_Assignment_. All lines in the data bearing the string "icon" should be identified and copied.

Element data from apps and pages
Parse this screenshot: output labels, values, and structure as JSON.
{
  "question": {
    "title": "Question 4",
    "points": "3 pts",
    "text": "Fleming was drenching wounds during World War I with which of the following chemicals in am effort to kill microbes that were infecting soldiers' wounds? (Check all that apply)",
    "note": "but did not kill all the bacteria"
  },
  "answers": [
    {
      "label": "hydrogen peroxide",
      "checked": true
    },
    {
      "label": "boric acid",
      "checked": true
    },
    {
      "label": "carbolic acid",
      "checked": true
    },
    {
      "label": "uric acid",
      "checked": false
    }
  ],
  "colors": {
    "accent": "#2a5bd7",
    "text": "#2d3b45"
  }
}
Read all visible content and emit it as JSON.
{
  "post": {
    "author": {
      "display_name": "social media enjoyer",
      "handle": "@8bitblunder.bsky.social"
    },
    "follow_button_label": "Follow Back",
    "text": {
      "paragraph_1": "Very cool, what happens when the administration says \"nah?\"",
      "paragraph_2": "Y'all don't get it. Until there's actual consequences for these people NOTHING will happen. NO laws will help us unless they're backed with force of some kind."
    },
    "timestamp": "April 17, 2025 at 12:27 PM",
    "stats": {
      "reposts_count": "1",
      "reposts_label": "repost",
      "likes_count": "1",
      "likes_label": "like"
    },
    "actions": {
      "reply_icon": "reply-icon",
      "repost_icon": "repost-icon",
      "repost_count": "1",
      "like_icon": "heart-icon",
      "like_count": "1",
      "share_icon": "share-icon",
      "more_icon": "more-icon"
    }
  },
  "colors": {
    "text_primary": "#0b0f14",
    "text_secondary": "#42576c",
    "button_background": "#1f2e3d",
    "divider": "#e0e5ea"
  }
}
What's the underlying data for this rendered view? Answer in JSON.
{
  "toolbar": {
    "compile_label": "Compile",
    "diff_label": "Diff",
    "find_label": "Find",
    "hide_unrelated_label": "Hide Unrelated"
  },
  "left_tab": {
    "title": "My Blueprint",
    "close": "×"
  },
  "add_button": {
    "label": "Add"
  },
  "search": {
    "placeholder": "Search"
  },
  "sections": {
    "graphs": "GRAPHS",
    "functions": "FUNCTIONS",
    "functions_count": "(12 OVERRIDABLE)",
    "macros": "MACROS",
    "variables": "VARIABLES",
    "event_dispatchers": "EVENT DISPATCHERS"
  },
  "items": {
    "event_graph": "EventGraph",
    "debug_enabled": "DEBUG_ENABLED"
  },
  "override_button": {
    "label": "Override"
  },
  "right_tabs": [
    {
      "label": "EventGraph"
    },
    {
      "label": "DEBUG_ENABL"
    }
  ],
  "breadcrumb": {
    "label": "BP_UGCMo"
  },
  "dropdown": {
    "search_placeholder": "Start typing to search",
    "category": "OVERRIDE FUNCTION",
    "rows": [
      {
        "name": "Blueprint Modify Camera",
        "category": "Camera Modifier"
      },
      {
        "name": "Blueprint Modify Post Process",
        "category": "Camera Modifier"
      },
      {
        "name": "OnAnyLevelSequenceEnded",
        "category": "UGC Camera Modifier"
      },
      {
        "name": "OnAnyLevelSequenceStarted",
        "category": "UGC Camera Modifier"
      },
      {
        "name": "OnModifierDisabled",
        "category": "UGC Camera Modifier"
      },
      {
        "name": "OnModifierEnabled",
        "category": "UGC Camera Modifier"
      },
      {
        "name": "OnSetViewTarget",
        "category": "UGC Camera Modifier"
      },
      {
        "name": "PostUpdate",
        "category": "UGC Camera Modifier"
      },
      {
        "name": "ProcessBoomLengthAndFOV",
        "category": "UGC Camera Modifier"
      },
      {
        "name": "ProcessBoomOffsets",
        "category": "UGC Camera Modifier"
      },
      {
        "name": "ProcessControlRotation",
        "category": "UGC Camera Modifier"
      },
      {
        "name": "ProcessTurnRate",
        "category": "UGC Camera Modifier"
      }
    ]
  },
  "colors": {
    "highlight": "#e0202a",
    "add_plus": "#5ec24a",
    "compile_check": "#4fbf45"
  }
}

_Result of this exercise_.
      "reply_icon": "reply-icon",
      "repost_icon": "repost-icon",
      "like_icon": "heart-icon",
      "share_icon": "share-icon",
      "more_icon": "more-icon"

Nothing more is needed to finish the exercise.